“It’s over,” he said. “It’s finished. You don’t have to pay another peso [of your student loan debt]. We have to lose our fear, our fear of being thought of as criminals because we’re poor. I am just like you, living a sh—y life, and I live it day by day.
“This is my act of love for you.”
Fritas recovered the papers and set them on fire, leading police to a bin of ash, formerly known as contracts.
Chile’s student debt began to go out of control in 1973 when General Augusto Pinochet’s dictatorship took power of Chile. Since then, the system was privatized and made for-profit and Chile’s educating now ranks among the highest in the world.
“Everyone in Chile can recite the following facts: adjusted for income, Chile has the most expensive higher education in the world,” according to an essay from the Boston Review. “Per student, the country spends less than any other, and the student spends more. These facts were once a point of pride,” it goes on to say.
The population has boiled over and it showing signs of throwing over the insane debt.

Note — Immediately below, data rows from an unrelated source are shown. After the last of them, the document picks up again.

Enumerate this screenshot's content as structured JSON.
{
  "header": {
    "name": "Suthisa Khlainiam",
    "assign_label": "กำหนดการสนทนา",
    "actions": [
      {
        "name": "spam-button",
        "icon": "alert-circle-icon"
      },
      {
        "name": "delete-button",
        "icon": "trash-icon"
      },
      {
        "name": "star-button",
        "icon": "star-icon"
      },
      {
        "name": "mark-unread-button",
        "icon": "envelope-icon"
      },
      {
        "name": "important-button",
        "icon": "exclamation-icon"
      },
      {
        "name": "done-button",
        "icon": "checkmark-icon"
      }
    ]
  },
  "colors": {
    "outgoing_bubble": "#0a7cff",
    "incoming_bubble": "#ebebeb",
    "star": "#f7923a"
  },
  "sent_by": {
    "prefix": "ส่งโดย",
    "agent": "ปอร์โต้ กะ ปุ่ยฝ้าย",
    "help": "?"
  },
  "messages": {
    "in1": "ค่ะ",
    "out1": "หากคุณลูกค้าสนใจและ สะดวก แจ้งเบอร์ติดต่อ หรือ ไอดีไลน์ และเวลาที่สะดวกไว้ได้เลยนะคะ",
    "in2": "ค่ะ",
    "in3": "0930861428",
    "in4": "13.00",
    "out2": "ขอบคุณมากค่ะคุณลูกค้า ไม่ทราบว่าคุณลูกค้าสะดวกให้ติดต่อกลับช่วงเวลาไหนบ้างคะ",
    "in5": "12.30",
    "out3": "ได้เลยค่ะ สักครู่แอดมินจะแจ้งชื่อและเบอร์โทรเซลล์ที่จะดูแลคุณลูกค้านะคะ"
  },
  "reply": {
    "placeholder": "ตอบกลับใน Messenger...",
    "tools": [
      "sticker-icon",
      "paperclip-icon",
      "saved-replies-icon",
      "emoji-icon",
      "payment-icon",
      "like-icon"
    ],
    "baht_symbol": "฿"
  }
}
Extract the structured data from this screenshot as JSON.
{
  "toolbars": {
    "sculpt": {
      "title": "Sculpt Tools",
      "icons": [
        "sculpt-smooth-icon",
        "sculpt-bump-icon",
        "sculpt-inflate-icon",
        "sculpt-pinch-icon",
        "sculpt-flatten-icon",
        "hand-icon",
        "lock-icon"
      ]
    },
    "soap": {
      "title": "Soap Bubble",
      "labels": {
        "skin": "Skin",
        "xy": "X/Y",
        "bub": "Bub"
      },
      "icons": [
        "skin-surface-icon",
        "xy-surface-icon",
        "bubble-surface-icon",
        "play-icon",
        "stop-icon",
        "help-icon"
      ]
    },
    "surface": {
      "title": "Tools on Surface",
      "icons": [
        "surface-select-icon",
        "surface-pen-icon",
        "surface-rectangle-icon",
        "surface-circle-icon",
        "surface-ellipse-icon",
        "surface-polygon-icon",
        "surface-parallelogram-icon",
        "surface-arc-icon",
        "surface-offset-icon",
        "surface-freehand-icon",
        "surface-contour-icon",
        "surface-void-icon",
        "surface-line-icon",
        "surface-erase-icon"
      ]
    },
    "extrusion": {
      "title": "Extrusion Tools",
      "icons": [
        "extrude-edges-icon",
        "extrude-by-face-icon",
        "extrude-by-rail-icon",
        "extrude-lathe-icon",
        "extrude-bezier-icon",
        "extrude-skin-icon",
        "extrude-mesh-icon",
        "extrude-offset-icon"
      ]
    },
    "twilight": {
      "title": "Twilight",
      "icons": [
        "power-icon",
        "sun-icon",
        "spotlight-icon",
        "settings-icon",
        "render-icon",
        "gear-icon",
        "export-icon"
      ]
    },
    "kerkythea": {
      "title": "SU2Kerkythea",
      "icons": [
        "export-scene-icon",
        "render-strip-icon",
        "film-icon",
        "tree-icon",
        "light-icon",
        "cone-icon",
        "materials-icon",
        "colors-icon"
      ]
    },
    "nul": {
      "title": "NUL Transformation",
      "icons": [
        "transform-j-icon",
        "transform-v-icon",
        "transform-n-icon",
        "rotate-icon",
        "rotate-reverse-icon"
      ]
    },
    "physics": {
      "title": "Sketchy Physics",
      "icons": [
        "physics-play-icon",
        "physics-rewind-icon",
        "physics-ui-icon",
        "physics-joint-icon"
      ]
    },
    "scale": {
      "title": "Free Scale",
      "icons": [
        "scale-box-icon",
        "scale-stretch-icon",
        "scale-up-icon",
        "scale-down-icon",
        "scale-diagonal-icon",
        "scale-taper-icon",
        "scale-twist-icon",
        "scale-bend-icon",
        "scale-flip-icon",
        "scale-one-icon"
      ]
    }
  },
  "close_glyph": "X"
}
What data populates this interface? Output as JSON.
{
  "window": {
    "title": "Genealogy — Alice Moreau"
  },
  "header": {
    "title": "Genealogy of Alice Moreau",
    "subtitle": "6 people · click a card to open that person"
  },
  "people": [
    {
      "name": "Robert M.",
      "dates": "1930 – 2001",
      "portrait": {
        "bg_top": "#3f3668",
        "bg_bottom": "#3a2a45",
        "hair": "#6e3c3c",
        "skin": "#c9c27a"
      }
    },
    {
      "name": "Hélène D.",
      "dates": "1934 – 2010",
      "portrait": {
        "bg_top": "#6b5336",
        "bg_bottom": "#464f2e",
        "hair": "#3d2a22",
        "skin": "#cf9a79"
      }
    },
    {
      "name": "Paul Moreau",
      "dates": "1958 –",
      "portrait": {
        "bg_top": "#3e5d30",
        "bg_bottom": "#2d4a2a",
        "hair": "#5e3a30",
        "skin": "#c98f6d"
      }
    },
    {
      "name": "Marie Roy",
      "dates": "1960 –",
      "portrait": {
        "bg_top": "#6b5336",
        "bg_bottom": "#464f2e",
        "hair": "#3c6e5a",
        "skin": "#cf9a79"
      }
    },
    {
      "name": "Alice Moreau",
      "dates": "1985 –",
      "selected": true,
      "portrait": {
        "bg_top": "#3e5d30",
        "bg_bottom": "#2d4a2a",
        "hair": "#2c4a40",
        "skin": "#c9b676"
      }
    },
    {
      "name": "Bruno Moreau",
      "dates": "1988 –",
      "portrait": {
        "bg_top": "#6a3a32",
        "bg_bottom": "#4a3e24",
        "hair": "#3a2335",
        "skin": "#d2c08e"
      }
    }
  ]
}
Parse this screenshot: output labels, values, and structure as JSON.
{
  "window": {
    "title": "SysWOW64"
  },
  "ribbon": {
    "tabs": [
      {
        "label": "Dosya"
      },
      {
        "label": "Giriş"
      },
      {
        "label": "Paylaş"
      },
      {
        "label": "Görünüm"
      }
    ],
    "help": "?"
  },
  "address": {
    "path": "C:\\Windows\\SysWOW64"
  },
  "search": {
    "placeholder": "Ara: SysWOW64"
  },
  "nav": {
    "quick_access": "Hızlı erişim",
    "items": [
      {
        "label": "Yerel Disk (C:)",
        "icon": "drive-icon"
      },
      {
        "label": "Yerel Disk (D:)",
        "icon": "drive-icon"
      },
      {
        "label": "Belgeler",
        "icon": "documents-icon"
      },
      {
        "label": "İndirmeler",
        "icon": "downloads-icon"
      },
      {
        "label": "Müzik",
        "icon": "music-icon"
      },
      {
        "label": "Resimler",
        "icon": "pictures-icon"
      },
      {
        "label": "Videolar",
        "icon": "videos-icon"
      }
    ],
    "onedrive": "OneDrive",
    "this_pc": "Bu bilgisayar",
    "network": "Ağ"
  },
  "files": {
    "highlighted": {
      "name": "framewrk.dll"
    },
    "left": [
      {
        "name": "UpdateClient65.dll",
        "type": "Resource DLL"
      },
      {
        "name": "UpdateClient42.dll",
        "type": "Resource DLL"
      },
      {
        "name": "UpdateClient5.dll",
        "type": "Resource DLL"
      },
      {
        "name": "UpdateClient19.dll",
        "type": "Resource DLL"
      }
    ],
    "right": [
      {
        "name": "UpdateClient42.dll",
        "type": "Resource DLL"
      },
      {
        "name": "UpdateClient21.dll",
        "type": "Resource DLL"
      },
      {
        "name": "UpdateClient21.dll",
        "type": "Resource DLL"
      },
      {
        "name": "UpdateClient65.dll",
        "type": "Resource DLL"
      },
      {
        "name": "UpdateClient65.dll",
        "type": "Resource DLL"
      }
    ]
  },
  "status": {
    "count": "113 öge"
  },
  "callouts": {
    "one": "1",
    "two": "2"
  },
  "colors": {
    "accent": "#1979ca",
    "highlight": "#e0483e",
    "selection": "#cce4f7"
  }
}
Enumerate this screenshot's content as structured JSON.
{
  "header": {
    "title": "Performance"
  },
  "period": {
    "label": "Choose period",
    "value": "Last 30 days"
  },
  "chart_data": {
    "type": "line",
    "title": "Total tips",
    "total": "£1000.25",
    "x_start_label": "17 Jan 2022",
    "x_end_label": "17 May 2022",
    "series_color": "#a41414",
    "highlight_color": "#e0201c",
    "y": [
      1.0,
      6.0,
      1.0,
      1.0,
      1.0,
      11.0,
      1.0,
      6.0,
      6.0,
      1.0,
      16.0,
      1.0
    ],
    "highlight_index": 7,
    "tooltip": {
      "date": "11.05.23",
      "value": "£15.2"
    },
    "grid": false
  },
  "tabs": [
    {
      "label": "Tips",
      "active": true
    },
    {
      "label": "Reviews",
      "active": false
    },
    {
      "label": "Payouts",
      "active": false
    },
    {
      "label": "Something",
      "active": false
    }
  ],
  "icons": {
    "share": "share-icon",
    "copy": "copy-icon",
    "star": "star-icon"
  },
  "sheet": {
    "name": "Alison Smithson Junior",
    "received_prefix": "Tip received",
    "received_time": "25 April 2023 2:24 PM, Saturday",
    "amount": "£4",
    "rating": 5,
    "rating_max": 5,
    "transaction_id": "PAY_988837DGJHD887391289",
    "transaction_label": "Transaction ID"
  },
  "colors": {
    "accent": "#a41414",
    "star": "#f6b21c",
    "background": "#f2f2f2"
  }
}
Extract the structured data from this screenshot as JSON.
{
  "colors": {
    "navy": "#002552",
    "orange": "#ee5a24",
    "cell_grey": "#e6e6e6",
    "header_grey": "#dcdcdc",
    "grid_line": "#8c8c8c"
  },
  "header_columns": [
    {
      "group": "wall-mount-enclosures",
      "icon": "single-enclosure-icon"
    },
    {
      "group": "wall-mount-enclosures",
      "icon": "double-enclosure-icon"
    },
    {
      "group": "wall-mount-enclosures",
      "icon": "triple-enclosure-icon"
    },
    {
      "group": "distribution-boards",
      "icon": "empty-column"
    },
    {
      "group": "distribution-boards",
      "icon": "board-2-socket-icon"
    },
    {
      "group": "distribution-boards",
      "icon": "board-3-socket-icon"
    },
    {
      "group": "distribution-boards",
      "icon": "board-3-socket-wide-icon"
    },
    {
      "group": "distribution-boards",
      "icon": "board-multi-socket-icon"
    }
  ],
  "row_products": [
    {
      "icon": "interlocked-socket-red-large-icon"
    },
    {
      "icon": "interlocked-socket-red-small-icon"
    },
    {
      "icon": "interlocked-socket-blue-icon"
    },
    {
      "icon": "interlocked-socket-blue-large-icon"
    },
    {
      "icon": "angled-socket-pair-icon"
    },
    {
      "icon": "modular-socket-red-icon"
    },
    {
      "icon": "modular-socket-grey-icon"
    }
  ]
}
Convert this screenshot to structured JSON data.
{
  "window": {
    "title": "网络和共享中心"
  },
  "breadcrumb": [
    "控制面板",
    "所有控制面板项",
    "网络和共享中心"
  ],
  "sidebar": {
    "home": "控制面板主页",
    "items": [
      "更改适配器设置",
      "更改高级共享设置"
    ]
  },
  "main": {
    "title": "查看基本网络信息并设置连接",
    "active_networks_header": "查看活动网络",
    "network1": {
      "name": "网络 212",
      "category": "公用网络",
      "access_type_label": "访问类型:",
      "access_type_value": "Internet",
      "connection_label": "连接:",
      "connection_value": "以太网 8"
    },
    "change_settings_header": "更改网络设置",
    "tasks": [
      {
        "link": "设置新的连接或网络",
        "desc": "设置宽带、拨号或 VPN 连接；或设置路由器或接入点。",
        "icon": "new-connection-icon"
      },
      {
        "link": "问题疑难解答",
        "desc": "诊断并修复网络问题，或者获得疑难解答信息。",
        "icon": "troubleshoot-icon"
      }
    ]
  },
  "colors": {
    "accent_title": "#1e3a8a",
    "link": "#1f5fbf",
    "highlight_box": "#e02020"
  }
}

As one Chilean student protester reminds us, “education is not a consumer product, education is a right.”